Stumbling is pretty undemanding in this respect; if the weather’s horrible, don’t go! But you only need to be caught out in the rain on the Yorkshire Moors once to appreciate the words of the Blessed St Wainwright: ‘There’s no such thing as bad weather, just the wrong kit.’
Forget jeans. They are heavy, chafe, get absolutely saturated in the rain and are well-nigh impossible to dry.
Choose a pair of lightweight, quick-drying outdoor trousers such as Craghoppers, or similar. Look for zip pockets, so you don’t lose your car keys or mobile when clambering over a stile. Some types have zip-off lower legs, so they double up as shorts in the summer.
Any coat you choose should be water-repellent and breathable.
For winter wear, look for a good-quality product with a detachable inner fleecy, integral hood (in the collar), a stormproof zip cover and adjustable cuffs. If anything, get one a bit too big, so you can add layers underneath it.
For summer wear, light weight is desirable. Look for one you can roll up into your backpack ready for use if the weather changes.
Tee-shirts can be fine for balmy summer days, but for keeping warm in winter, nothing beats a Base Layer. It’s just a stretch-fit synthetic long-sleeved vest. Very thin and light, but incredibly warm.
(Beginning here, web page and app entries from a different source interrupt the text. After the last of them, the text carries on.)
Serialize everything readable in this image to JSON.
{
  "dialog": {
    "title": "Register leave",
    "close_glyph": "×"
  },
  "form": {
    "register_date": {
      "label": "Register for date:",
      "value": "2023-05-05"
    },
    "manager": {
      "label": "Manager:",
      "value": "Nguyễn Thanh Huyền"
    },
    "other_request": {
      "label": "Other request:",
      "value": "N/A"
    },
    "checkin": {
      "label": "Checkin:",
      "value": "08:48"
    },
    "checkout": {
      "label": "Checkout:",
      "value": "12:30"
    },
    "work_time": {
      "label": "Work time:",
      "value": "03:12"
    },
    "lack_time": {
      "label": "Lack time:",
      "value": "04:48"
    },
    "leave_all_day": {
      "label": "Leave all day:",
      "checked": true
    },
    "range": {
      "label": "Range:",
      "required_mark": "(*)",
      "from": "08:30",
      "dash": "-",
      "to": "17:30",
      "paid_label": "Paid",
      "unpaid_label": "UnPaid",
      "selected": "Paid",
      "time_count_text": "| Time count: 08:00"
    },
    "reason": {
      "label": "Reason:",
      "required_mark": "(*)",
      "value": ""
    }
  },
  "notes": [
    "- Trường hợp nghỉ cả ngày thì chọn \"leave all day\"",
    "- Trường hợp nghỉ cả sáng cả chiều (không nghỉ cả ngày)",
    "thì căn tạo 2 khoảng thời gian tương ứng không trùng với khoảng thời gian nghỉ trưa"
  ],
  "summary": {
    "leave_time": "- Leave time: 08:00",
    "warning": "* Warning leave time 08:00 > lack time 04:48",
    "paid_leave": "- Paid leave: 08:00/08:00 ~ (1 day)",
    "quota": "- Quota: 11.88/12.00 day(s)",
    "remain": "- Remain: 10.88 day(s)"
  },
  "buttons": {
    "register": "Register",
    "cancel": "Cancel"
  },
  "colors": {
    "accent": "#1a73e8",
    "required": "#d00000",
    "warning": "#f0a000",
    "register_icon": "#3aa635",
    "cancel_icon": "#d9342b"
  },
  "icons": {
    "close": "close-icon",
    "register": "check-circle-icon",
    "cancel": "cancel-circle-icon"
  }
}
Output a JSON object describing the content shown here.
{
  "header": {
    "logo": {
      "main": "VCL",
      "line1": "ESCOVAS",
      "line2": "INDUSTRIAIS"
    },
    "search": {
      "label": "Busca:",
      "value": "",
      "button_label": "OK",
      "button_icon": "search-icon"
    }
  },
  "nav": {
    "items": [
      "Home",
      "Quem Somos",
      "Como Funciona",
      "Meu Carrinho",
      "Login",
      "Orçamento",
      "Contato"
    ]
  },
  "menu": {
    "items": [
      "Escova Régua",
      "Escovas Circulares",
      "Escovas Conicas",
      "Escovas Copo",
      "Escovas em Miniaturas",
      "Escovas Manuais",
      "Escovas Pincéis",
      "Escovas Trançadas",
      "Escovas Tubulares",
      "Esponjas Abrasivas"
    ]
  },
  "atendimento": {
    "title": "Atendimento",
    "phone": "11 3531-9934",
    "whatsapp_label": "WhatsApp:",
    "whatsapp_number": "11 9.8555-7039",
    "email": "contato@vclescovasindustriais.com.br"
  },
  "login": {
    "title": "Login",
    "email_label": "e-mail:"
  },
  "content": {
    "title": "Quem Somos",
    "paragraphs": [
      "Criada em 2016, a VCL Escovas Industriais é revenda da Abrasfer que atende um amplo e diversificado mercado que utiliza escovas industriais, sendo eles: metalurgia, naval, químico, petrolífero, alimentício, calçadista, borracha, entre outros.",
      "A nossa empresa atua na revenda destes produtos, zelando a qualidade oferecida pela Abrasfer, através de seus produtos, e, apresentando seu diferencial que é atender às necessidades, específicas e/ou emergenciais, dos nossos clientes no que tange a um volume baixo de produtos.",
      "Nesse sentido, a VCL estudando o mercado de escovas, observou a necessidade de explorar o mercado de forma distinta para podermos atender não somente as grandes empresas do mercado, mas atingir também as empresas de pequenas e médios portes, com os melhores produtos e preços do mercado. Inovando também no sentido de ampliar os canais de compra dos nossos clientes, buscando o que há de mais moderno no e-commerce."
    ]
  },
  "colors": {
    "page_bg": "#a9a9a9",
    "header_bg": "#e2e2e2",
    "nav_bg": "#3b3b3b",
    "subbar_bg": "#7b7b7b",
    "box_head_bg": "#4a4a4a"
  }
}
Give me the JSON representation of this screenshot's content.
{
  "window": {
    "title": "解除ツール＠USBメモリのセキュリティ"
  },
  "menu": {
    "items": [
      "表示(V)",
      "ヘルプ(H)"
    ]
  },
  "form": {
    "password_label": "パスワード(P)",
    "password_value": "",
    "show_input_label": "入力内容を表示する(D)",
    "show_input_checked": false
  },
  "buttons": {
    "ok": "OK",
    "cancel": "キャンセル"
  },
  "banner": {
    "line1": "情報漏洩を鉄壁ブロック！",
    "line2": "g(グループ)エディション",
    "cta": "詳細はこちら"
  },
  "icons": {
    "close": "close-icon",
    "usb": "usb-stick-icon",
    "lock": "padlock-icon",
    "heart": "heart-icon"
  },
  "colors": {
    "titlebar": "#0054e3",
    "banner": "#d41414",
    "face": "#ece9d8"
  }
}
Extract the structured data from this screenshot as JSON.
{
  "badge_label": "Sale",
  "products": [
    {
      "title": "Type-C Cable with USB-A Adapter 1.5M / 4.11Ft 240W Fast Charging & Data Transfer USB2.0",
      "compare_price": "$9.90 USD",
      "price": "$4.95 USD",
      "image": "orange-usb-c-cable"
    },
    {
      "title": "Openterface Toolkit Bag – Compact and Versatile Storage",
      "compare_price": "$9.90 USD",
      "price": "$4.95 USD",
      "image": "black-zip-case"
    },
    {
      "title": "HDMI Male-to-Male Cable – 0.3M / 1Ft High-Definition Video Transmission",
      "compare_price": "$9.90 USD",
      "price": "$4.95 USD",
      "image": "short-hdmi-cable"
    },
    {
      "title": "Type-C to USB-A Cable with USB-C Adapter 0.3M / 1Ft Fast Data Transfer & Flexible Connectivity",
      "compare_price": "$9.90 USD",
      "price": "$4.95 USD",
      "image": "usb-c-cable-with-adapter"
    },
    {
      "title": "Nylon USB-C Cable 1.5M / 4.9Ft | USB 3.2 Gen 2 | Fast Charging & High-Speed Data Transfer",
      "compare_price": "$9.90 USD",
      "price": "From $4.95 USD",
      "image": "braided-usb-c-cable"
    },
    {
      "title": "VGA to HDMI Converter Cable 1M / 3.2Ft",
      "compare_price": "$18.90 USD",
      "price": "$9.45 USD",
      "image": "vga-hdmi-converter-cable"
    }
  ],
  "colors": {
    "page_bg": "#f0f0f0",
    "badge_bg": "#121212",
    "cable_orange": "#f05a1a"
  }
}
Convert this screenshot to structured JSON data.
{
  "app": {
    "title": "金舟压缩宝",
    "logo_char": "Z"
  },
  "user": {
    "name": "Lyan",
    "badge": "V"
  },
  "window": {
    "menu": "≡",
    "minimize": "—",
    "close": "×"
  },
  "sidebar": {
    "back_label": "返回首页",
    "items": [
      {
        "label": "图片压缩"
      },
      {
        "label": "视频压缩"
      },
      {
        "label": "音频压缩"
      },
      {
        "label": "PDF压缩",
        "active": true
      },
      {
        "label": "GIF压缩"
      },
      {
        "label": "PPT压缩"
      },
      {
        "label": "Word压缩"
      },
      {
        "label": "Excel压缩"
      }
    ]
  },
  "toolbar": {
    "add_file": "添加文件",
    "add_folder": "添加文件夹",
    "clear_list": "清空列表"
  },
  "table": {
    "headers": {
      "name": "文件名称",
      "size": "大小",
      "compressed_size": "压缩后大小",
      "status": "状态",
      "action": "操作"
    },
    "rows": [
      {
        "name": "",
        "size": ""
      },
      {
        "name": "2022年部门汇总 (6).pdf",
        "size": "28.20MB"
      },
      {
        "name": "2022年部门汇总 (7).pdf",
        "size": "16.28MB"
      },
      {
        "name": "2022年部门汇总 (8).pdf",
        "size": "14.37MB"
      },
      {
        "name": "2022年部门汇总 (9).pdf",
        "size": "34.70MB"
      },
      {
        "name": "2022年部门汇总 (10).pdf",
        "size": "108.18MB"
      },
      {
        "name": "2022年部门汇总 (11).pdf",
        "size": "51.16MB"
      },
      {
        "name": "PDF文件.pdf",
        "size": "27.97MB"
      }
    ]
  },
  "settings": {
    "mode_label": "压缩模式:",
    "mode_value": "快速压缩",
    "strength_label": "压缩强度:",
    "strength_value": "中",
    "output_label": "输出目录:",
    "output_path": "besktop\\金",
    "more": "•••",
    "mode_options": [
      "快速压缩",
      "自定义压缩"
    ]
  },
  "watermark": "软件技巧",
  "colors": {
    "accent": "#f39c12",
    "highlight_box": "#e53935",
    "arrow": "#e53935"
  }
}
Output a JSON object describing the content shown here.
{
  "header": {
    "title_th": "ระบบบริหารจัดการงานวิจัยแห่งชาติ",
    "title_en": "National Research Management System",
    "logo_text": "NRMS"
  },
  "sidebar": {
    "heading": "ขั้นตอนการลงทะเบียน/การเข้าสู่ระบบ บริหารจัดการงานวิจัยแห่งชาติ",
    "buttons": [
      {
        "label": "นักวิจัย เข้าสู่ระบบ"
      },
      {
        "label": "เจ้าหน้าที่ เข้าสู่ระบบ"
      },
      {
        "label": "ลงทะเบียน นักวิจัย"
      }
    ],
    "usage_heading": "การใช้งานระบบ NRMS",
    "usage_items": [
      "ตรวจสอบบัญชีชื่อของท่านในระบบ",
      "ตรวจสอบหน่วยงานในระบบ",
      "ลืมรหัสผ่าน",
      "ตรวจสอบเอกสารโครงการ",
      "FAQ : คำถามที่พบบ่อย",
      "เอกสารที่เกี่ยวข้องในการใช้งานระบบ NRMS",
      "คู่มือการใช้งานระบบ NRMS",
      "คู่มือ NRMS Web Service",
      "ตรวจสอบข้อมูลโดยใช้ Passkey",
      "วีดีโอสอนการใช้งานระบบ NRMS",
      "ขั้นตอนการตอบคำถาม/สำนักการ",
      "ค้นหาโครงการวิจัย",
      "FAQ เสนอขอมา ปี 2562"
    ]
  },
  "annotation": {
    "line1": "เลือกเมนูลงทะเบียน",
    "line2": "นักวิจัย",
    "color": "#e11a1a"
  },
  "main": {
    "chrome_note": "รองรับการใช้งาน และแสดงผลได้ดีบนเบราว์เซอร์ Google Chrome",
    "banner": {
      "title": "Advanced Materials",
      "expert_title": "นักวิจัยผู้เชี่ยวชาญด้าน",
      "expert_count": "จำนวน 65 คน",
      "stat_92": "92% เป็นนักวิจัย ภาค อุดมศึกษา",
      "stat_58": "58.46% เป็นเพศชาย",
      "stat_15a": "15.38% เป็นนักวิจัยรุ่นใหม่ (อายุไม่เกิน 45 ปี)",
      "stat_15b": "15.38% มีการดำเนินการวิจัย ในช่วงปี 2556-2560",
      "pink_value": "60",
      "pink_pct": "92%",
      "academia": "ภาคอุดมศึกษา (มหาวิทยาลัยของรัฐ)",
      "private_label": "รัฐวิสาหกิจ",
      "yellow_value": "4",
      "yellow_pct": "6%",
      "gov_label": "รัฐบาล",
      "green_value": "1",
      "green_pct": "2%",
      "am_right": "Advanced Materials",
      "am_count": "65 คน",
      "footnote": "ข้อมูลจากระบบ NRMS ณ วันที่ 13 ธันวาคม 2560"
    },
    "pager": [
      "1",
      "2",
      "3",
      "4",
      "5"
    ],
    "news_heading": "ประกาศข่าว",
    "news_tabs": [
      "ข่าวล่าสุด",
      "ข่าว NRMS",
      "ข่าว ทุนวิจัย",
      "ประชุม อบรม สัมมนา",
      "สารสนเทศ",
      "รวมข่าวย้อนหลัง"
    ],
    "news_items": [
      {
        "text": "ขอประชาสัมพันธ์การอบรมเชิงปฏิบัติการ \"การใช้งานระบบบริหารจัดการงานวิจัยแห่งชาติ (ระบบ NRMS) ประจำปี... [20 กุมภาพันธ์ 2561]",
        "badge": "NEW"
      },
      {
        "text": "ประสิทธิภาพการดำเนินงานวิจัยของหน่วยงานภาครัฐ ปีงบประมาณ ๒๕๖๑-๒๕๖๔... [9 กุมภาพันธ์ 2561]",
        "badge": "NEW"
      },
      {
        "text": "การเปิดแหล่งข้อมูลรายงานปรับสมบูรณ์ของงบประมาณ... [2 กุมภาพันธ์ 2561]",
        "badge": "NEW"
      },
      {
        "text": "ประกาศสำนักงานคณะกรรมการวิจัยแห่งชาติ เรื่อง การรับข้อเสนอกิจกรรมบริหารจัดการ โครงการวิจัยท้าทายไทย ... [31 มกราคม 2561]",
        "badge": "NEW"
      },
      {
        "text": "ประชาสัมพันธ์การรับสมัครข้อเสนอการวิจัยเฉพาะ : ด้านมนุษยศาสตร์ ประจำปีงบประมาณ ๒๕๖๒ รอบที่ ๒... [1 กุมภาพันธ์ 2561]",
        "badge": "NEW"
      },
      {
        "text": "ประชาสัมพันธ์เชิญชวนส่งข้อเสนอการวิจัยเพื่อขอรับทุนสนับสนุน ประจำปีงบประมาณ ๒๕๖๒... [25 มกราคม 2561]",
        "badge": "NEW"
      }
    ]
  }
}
It also wicks sweat away very efficiently.
You can also get long-johns in the same material, but a discarded pair of tights with the feet cut off works just as well for the odd occasion when you might need the extra warmth.
Keeping your head – or, strictly, the brain inside it – at the right temperature is more than just a matter of comfort.
Sunstroke is dangerous and can catch you out very quickly. So almost any kind of sunhat will do, but our advice is to go for one with a wide brim, to keep the sun off your neck and out of your eyes.
Contrary to the stereotypical image of the rambler, knitted wool bobble hats are virtually useless in cold weather; the icy wind just whistles straight through and freezes your brain. Much better are purpose-designed fleecy beanies; they are wind proof but let perspiration through. We recommend you choose one that covers your ears!
Apart from their obvious purpose, sunglasses protect your eyes from the drying effect of the wind, from dust and insects, and from being poked by low-hanging twigs!